Another setback in the GOP’s outreach efforts

Updated
 
Erika Harold, a likely Republican congressional candidate in Illinois
Erika Harold, a likely Republican congressional candidate in Illinois
Associated Press

There are a few odd political stories in the news today, but this one has to be one of the more offensive.

A county Republican Party chairman in central Illinois called a black female congressional candidate the “love child” of the Democratic party; a “street walker” whose “pimps” are party leaders; and suggested that after the election, she will be “working for some law firm that needs to meet their quota for minority hires.”

And it’s a Republican candidate he’s talking about.

Rep. Rodney Davis (R) already represents Illinois’ 13th congressional district, which is generally pretty friendly to Republicans. That said, Davis won the election by the skin of his teeth – he won by literally just 1,002 votes – and Democrats see this district as a key 2014 pick-up opportunity.

Enter Erika Harold, a former Miss America and Harvard Law grad, who hopes to challenge Davis for the Republican nod next year.

To be sure, these kinds of intra-party disputes often get contentious, but Montgomery County GOP Chairman Jim Allen has taken this to an unfortunate level. Consider exactly what he said in print about the likely candidate: “Rodney Davis will win and the love child of the D.N.C. will be back in S—cago [Expletive deleted] by May of 2014 working for some law firm that needs to meet their quota for minority hires…. Miss queen is being used like a street walker and her pimps are the DEMOCRAT PARTY and RINO REPUBLICANS.”

I can appreciate why some ugly rant from an obscure country GOP official may seem forgettable, but there’s something about this tirade that summarizes a larger problem for some elements of the right. What Allen said is racist and misogynistic and deliberately alienating towards moderates, all at the same time.

A spokesperson for Rep. Davis distanced the congressman from Allen’s message, calling it “misguided.”

Good move.

Update: Republican National Committee Chairman Reince Priebus today described Allen’s comments as “astonishingly offensive,” and called for his resignation.

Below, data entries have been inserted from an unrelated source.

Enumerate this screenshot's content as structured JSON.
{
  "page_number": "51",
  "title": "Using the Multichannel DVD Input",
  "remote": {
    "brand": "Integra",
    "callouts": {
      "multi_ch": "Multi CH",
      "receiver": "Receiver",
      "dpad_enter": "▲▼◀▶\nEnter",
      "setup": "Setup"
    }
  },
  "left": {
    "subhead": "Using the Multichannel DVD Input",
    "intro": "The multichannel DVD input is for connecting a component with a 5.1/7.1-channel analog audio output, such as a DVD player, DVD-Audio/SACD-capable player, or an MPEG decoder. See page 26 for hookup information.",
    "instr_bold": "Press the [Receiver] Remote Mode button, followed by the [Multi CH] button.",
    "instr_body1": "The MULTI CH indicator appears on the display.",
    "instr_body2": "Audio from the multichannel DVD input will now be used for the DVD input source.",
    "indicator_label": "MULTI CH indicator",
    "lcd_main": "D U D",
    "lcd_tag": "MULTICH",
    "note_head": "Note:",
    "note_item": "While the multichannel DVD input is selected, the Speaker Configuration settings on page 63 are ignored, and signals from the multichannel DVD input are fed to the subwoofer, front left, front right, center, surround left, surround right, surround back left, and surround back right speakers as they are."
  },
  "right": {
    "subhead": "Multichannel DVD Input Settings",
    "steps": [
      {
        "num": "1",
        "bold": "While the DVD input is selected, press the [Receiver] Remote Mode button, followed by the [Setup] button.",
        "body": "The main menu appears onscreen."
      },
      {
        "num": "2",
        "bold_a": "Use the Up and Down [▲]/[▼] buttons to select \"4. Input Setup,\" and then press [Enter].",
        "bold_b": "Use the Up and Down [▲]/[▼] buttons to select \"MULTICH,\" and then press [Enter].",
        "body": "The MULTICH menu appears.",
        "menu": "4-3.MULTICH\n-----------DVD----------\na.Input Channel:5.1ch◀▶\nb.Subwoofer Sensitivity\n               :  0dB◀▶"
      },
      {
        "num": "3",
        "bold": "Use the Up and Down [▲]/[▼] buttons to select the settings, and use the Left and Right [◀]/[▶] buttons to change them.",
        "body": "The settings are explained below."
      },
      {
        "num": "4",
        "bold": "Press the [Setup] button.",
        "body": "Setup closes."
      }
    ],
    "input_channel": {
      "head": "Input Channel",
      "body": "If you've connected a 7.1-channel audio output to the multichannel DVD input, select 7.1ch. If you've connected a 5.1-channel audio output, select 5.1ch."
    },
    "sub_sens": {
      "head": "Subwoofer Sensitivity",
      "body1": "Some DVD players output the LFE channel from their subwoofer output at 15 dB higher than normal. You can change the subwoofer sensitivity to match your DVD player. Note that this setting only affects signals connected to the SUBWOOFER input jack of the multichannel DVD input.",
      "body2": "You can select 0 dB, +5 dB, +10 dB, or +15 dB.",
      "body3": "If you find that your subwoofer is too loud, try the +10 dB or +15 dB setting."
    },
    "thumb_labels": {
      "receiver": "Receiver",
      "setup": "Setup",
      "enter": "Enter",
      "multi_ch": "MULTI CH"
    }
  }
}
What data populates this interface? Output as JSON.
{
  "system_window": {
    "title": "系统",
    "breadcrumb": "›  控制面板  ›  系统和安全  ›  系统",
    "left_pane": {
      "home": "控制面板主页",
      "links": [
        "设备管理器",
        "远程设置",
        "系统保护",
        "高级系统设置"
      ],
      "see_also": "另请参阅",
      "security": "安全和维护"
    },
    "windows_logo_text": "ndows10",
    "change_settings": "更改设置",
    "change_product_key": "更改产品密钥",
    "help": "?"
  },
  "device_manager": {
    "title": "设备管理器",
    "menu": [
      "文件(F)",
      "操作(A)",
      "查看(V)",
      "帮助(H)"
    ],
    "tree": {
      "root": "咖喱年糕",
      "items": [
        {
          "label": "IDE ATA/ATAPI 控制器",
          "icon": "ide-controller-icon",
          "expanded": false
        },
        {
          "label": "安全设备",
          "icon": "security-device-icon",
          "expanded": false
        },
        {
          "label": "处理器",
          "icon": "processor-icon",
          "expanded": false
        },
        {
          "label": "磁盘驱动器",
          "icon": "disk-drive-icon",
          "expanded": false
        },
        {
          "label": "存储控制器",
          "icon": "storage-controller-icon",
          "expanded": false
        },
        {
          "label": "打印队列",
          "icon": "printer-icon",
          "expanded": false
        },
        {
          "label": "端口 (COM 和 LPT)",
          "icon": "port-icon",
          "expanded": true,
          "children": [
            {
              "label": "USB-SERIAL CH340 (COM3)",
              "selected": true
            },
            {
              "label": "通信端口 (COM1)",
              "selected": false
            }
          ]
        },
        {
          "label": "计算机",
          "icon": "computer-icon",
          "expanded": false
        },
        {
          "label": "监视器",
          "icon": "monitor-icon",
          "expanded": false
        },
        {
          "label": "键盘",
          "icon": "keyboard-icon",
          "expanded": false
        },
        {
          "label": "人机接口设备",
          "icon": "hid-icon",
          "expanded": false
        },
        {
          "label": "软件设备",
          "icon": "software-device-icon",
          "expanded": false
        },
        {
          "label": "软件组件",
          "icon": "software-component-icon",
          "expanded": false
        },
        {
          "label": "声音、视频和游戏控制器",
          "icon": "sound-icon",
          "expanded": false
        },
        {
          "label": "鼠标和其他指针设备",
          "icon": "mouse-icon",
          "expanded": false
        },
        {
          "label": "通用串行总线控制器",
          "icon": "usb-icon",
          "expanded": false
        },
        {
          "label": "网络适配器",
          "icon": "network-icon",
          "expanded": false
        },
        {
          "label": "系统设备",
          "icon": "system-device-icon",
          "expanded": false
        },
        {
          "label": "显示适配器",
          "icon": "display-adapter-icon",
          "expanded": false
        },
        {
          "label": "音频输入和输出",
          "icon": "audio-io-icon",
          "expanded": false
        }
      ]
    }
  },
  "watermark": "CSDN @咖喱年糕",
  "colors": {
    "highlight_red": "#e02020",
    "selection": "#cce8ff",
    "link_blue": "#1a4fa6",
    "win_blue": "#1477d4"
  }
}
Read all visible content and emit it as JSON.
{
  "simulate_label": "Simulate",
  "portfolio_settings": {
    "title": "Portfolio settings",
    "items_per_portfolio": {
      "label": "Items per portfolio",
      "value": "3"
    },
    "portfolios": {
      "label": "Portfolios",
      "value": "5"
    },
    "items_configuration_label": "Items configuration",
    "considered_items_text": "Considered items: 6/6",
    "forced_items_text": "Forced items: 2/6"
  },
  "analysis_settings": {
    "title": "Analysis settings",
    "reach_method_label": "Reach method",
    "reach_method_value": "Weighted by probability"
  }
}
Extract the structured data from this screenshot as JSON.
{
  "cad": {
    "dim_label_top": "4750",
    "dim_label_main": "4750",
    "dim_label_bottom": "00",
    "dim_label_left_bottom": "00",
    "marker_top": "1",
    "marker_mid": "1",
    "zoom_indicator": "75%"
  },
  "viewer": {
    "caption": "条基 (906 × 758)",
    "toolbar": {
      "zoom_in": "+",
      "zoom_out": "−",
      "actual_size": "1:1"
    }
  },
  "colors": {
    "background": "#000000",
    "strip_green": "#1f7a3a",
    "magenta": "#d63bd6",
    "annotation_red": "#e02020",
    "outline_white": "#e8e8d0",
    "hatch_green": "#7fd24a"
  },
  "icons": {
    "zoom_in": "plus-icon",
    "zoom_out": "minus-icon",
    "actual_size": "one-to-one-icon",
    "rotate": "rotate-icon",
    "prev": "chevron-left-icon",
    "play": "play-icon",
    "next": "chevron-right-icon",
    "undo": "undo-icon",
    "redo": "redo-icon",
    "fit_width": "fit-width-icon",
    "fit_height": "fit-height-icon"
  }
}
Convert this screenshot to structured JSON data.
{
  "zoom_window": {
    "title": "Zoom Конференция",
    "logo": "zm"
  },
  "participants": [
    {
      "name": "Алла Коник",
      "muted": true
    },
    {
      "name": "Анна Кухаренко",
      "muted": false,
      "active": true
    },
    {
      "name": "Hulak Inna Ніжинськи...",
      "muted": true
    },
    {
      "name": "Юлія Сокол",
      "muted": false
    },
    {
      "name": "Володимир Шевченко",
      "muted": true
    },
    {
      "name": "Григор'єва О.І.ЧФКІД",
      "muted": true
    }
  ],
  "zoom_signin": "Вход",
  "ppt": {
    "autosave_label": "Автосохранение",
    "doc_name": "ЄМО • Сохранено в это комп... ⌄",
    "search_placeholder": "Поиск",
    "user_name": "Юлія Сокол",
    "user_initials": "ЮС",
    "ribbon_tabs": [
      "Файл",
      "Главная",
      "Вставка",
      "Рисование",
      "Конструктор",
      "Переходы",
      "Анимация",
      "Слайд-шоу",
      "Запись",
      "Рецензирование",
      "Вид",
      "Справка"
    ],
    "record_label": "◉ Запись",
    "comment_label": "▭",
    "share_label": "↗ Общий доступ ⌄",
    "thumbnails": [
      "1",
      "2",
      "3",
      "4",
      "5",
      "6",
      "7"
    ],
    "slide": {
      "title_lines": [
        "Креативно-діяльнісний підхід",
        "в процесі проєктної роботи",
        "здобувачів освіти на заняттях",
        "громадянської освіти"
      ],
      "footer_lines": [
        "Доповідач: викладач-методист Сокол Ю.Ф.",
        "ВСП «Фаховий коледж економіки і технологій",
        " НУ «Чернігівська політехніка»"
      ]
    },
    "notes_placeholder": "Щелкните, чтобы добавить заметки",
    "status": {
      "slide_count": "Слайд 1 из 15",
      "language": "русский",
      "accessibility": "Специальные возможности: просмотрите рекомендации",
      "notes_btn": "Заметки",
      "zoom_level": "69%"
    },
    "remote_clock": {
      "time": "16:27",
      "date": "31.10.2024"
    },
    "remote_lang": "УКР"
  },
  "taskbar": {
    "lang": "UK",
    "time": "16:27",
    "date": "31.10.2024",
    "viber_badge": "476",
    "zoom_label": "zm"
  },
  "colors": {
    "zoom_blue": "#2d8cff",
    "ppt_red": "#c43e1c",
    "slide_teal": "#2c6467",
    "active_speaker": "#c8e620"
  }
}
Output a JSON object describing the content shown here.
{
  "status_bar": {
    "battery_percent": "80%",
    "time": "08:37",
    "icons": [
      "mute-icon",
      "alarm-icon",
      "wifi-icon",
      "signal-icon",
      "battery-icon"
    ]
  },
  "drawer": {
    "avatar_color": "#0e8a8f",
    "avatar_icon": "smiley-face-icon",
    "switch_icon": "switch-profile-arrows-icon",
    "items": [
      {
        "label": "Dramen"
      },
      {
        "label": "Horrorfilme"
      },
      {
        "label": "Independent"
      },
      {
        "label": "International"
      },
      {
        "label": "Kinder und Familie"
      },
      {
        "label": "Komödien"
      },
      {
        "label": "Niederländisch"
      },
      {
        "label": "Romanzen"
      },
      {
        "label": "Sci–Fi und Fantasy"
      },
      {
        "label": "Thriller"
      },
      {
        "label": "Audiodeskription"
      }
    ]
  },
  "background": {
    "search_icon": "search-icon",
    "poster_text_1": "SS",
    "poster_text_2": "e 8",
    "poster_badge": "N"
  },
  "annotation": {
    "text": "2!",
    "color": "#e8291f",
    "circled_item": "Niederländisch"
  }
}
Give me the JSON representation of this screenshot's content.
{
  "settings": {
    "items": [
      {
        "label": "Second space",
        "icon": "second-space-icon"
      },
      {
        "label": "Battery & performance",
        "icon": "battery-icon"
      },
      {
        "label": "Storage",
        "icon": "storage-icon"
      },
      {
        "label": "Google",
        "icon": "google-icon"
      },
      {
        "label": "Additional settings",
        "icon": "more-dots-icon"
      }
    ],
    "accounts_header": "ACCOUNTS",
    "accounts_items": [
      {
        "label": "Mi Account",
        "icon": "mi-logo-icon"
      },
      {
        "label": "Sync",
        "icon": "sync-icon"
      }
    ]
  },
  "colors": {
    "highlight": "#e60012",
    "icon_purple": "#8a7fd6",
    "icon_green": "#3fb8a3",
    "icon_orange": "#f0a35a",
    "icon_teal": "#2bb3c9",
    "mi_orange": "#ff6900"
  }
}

Second Update: By late this afternoon, Allen did in fact resign his post.

Illinois and Racism

Another setback in the GOP's outreach efforts

Updated